- How to complete this task:
Every line below that includes the word "icon" needs to be copied.

Material provided section start

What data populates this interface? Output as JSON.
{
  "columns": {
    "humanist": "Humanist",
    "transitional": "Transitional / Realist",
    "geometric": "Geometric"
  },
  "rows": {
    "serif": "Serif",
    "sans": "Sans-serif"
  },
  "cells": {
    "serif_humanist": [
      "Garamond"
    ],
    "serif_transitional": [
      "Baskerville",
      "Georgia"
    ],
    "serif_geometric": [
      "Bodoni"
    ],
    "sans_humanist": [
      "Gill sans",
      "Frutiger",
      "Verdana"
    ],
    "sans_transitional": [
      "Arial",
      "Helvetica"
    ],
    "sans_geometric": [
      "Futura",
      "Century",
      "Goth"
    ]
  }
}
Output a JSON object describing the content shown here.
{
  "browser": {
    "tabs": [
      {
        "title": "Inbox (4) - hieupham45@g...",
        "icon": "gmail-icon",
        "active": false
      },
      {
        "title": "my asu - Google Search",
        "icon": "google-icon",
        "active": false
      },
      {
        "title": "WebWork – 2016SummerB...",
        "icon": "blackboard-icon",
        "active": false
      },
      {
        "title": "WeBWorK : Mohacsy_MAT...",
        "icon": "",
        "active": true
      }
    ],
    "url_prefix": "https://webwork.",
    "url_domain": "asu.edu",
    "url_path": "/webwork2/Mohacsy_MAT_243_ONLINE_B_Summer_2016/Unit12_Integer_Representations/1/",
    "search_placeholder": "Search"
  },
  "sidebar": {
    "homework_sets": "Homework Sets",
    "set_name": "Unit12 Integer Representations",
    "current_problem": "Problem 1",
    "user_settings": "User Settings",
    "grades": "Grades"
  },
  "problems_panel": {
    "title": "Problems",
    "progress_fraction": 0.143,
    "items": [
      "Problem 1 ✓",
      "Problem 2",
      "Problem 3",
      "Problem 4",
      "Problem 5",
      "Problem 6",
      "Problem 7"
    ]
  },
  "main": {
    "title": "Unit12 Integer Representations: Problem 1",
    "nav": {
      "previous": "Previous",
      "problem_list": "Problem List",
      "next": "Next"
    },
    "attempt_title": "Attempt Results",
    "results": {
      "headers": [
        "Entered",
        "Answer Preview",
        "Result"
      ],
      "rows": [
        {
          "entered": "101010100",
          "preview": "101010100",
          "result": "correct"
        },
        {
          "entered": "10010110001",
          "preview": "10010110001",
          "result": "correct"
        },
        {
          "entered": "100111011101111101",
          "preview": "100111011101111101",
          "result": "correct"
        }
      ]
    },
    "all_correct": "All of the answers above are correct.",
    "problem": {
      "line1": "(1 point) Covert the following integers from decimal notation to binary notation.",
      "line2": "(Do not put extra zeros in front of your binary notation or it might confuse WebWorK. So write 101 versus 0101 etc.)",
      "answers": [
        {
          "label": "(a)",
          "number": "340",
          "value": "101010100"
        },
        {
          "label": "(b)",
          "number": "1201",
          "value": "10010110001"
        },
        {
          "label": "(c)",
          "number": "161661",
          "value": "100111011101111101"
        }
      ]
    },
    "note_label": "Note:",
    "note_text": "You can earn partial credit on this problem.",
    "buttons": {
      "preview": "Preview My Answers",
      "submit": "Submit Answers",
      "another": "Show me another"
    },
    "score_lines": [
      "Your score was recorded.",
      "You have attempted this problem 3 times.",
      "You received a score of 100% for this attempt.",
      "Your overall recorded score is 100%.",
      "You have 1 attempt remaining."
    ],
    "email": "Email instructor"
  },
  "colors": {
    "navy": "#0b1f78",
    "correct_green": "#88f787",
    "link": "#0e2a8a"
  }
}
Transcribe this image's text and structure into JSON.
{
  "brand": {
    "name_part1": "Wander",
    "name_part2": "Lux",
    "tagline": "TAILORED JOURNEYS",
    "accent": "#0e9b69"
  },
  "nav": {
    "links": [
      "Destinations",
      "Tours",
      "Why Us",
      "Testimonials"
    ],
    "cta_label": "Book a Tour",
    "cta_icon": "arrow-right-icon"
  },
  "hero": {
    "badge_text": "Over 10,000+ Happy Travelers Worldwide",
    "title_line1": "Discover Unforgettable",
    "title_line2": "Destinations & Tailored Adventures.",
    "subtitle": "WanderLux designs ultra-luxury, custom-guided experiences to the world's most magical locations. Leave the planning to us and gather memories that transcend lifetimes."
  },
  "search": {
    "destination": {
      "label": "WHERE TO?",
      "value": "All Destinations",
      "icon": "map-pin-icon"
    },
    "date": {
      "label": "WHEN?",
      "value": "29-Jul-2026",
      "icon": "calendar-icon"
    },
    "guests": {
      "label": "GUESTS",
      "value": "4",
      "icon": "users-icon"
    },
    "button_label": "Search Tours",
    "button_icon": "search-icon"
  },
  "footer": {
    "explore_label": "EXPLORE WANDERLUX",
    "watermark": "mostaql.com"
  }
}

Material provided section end

- Completed task:
        "icon": "gmail-icon",
        "icon": "google-icon",
        "icon": "blackboard-icon",
        "icon": "",
    "cta_icon": "arrow-right-icon"
      "icon": "map-pin-icon"
      "icon": "calendar-icon"
      "icon": "users-icon"
    "button_icon": "search-icon"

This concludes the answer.